     There are many things to admire in To Kill a Mockingbird. The novel offers one perspective on racism in the South. It exposes the casual racism and injustice that are still endemic. TKAM has humor, an unerring narrative voice, and great characters. And yes, Atticus Finch is an admirable man, an indelible character. Who can ever forget the scene where Atticus shoots a mad dog in the street, or the incredible grace and dignity which he displays in the courtroom. And his advice to Scout, to walk around in someone else's skin before judging them--these are all great moments.

     But TKAM and its characters have their limitations. And it has always troubled me that this most revered novel is often treated as the ultimate novel about racism.

     The trouble is that TKAM is written from the point of view of a white character, is written by a white author, and depicts the white world. TKAM is a great novel--I'm not disputing that. But is tells a very narrowly framed story (from a racial perspective). And much of what the novel is about (coming-of-age, family conflicts, education) exists outside the racial conflicts of the story.

     The trouble is that Atticus Finch is another variation on the white savior. The character of Tom Robinson is thinly constructed--he is present as more of a symbol than a fully developed human being.

     So if Atticus turns out to be more complicated, and more racist, in Go Set a Watchman, I won't be devastated. I'll be interested.

     I'll be interested in the moral complexities of writing about race in America. I'll be interested in the ways in which white writers evade or face those complexities.

     But I won't look to a single novel, or two novels, for an understanding of racism.

     And I'll definitely look to black writers to tell me about the experience and effects of racism in this great, flawed country of ours.
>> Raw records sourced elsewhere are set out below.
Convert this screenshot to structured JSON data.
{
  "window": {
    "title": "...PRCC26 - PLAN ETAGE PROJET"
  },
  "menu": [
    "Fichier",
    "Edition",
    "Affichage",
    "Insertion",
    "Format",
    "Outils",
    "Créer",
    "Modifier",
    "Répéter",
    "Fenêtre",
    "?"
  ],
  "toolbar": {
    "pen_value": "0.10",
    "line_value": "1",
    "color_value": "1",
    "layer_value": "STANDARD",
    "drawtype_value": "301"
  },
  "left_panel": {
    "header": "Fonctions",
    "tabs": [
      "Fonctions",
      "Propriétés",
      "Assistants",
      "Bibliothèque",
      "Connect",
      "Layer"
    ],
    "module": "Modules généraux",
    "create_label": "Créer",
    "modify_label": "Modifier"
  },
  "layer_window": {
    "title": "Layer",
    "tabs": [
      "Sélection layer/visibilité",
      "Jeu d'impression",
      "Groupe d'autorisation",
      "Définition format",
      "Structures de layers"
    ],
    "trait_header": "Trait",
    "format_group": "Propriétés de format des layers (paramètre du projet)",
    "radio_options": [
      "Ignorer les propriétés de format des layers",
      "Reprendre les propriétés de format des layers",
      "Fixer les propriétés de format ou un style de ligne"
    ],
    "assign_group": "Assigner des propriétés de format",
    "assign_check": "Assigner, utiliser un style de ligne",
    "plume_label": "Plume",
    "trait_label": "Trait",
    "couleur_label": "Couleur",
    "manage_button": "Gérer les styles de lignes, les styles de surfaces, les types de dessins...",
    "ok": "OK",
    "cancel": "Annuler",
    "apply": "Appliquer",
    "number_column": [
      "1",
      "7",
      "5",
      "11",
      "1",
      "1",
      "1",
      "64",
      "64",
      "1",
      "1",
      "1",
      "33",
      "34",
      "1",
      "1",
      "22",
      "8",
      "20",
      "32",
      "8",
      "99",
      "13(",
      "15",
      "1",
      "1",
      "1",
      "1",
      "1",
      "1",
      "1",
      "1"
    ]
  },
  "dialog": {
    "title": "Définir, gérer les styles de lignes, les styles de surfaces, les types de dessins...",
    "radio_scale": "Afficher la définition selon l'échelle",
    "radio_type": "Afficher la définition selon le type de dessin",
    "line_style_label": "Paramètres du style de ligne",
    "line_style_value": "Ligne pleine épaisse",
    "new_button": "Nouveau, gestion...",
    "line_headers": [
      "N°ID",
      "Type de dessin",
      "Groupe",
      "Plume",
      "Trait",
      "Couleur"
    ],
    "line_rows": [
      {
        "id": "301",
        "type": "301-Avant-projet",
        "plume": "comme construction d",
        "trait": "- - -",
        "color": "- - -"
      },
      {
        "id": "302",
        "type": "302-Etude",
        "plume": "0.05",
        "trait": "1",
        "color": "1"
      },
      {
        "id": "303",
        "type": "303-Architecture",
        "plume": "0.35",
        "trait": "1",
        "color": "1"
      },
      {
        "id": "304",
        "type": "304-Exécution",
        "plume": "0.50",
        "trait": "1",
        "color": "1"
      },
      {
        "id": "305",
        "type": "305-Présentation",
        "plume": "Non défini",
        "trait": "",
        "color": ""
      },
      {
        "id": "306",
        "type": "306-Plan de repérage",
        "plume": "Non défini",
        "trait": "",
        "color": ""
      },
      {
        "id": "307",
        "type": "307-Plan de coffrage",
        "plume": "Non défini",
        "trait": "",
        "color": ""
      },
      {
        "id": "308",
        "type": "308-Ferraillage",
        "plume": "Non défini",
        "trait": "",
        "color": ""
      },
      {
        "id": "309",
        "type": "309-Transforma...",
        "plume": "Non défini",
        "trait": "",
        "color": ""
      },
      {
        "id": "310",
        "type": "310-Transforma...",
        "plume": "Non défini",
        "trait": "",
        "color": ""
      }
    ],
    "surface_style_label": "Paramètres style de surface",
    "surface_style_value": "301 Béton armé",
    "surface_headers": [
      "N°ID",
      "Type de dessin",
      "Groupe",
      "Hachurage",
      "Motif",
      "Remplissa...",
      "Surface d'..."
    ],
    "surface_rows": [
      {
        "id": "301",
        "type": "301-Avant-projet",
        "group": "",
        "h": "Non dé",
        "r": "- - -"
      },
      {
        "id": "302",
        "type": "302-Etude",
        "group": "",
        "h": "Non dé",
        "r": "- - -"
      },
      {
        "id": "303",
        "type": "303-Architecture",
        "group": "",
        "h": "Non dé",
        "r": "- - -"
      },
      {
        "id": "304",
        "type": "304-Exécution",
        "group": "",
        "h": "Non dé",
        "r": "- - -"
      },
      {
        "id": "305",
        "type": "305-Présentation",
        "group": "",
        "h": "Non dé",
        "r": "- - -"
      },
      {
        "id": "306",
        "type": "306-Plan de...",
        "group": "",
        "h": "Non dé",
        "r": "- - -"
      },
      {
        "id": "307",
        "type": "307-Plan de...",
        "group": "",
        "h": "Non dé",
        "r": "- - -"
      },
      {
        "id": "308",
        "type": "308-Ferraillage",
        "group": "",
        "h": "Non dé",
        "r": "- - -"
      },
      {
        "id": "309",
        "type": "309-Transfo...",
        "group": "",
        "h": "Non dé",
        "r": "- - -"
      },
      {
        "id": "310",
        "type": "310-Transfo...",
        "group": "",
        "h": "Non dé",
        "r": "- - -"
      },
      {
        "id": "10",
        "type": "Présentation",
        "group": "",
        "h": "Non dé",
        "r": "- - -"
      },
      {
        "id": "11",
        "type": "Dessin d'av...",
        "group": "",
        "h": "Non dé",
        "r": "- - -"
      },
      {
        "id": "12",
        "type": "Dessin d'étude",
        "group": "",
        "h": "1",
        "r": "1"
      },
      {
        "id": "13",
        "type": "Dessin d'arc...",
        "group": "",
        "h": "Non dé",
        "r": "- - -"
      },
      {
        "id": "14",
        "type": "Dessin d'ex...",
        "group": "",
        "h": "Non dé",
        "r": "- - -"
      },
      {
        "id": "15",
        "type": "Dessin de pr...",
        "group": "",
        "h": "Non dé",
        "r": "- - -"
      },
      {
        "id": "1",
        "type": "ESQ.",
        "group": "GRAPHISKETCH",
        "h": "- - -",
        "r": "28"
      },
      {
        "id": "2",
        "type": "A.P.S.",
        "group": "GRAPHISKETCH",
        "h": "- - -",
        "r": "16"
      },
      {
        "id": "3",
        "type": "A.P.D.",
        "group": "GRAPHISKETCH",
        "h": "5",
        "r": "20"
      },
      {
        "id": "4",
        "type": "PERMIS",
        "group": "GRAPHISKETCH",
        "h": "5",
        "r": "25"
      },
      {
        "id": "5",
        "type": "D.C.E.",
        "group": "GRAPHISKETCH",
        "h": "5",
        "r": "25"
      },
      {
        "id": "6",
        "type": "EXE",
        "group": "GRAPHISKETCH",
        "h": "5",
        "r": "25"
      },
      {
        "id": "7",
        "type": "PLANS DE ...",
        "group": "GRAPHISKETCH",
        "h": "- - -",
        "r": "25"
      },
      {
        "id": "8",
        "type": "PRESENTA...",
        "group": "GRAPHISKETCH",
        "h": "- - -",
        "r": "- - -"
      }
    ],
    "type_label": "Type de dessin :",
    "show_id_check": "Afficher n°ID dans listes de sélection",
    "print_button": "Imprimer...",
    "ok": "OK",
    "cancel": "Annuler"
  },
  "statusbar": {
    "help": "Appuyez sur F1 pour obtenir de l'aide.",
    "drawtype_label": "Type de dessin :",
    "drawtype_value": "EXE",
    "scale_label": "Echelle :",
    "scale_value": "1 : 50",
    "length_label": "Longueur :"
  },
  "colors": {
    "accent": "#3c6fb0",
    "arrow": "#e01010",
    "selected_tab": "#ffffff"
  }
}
     I'll read James Baldwin: Go Tell It on the Mountain, Another Country, Notes of a Native Son, The Fire Inside. Baldwin is a truth teller.

     I'll read Jesmyn Ward, especially her devastating memoir, Men We Reaped.
 
     I'll read Claudia Rankine's Citizen: An American Lyric. If you want to know and understand the felt experience of racism in America, this volume is an excellent place to start.

     I'll read Kiese Laymon's How to Slowly Kill Yourself and Others in America.

     I'll read Ta-Nehisi Coates, whose Between the World and Me was just published. And if you want your heart thoroughly broken, read his piece in the Atlantic, "The Case for Reparations."

     I'll read Ralph Ellison, Toni Morrison, James Alan McPherson, Ernest Gaines, Richard Wright, Nella Larson, Edward P. Jones.

     To Kill a Mockingbird is a beautifully written novel, but it is a narrow sliver of life. If TKAM moves readers, then good. If Atticus Finch inspires readers, then good. But there are truth tellers out there, and we should be reading them all.